SAN FRANCISCO (KGO/CNN) - About 30 people gathered for lunch on a Bay Area Rapid Transit platform Sunday, but not because they were hungry.
They held a defiant lunchtime eat-in to support a man who had been handcuffed and cited for eating on a BART platform last week.
Video of the incident shows a BART officer telling Steve Foster he was detained and not free to leave.
“Bruh, you came up here and [expletive] with me,” Foster replied. “You singled me out, out of all these people.”
Foster, of Concord, said he was detained, even handcuffed by the officer because he was eating a sandwich while waiting for a train.
"I'm definitely upset, mad, a little frustrated, still kind of angry about it," Foster explained.
BART said state law prohibits people from eating or drinking in the paid portions of the station.
Law or not, Kelly Groth joined the protest and was passing out breakfast sandwiches Sunday for what she called “Brunch on BART.”
"People should be able to eat on the platforms and not get harassed," Groth stressed.
John Jacobo wanted to make sure he showed up and stood in solidarity. He said he’s eaten on the platform hundreds of times and watched hundreds of people do the same.
Janice Li, a member of the BART Board of Directors, surprised demonstrators by attending.
“If you have feelings, talk to me about it,” she told the crowd.
Li brought her own lunch and believes there are bigger issues to deal with.
“I realize that some things are illegal by California penal code, but I want to be mindful how we’re using resources to enforce our system,” Li said.
The full video shows that Foster did insult the officer and used a homophobic slur.
In a statement BART General Manager Bob Powers said the following:
"Moving 415,000 riders each day comes with complexities and there are laws in place to keep our system safe, welcoming, and clean.
I’ve seen the video of the incident involving a man eating on our platform and our police response. Eating in the paid area is banned and there are multiple signs inside every station saying as much. As a transportation system, our concern with eating is related to the cleanliness of our stations and system. This was not the case in the incident at Pleasant Hill station on Monday.
The officer asked the rider not to eat while passing by on another call. It should have ended there, but it didn’t. When the officer walked by again and still saw him eating, he moved forward with the process of issuing him a citation. The individual refused to provide identification, cursed at and made homophobic slurs at the officer who remained calm throughout the entire engagement.

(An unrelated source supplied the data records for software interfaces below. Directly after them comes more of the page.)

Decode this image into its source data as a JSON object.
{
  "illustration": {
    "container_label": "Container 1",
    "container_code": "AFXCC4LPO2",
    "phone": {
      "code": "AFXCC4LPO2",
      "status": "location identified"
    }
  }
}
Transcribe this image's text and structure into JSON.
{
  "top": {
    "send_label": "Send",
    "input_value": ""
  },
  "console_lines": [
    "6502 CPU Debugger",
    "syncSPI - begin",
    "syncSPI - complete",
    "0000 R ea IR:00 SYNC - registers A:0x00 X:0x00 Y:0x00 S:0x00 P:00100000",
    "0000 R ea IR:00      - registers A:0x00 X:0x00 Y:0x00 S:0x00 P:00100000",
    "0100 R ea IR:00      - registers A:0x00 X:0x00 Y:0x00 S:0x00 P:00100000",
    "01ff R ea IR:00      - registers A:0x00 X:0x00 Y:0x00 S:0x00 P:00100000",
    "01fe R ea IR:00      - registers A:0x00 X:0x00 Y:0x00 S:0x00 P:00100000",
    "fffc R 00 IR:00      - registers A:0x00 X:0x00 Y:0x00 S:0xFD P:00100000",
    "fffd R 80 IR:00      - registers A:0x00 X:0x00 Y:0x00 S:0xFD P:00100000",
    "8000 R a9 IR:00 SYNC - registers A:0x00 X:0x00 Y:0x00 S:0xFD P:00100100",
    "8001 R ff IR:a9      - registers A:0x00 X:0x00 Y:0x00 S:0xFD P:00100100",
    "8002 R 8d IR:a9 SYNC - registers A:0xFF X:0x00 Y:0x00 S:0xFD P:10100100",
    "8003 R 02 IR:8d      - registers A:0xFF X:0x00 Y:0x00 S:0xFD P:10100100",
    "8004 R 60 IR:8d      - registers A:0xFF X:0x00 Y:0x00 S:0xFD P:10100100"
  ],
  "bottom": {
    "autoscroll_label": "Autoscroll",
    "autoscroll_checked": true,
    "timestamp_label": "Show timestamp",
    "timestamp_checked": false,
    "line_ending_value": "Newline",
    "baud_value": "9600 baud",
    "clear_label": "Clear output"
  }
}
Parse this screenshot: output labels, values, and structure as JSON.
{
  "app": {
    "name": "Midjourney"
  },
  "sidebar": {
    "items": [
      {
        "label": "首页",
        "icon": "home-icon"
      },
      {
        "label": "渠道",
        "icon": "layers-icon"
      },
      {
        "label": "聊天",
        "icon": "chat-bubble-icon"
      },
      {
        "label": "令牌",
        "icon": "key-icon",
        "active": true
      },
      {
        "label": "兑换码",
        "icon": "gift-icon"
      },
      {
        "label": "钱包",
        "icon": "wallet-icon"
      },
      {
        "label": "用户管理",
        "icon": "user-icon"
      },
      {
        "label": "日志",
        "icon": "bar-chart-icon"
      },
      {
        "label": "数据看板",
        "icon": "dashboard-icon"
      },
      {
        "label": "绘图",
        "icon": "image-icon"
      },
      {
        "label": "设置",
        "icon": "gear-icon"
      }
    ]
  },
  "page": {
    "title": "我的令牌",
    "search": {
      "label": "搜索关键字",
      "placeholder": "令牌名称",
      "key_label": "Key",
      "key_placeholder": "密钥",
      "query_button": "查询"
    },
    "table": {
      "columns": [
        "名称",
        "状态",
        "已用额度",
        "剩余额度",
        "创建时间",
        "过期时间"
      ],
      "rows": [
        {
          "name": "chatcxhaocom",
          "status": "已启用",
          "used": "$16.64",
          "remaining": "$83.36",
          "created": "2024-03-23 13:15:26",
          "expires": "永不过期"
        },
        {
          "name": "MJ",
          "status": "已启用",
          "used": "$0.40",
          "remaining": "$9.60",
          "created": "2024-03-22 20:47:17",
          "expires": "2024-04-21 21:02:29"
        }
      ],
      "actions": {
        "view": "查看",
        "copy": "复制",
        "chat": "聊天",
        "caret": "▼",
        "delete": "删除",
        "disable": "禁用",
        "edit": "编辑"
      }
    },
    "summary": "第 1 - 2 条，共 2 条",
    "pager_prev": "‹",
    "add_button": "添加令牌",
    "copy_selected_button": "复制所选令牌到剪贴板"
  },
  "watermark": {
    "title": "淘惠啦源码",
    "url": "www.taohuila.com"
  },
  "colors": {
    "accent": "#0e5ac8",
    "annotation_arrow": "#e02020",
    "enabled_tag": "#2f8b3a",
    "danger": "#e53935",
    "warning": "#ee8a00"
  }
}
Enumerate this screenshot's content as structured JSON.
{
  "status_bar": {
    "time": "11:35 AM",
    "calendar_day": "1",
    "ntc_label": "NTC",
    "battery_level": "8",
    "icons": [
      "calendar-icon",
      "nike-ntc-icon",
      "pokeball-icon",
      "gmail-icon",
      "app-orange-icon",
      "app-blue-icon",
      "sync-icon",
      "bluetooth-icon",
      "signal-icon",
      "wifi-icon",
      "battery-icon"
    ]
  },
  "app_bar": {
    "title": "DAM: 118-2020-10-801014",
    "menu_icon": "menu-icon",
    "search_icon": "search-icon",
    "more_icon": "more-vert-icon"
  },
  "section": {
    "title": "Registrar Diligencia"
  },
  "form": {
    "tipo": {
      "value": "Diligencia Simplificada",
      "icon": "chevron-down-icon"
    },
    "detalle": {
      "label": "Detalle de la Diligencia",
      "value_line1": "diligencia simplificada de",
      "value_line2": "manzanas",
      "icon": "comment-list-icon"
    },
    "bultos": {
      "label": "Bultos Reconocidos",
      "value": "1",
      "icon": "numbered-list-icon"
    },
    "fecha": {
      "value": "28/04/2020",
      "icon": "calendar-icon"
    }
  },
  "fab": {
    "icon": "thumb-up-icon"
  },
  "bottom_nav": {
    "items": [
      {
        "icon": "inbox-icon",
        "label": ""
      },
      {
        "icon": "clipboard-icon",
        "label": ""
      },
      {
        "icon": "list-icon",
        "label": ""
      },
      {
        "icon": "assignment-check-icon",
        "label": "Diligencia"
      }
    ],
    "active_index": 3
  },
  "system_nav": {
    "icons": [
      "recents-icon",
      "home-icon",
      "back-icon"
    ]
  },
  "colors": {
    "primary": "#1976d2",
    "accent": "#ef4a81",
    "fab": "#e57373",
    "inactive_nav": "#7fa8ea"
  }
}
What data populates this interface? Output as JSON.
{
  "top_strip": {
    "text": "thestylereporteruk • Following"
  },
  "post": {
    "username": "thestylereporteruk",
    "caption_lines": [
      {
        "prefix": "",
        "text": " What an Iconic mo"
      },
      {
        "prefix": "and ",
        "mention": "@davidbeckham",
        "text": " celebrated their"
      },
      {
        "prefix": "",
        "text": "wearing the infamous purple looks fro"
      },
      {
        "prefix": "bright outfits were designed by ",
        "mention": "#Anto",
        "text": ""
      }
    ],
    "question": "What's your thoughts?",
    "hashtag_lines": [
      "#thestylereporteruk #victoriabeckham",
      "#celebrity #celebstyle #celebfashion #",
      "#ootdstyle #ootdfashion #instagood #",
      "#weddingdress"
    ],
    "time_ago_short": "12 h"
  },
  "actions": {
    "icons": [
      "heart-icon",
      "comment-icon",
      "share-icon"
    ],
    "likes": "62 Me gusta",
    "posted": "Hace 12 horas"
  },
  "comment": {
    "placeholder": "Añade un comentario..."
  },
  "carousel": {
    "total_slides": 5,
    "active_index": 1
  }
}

The officer was doing his job but context is key. Enforcement of infractions such as eating and drinking inside our paid area should not be used to prevent us from delivering on our mission to provide safe, reliable, and clean transportation. We have to read each situation and allow people to get where they are going on time and safely.
I'm disappointed how the situation unfolded. I apologize to Mr. Foster, our riders, employees, and the public who have had an emotional reaction to the video.
I’ve spoken to our interim Police Chief about my feelings related to this incident and our Independent Police Auditor is conducting an independent investigation. He will report his findings to our Citizen Review Board."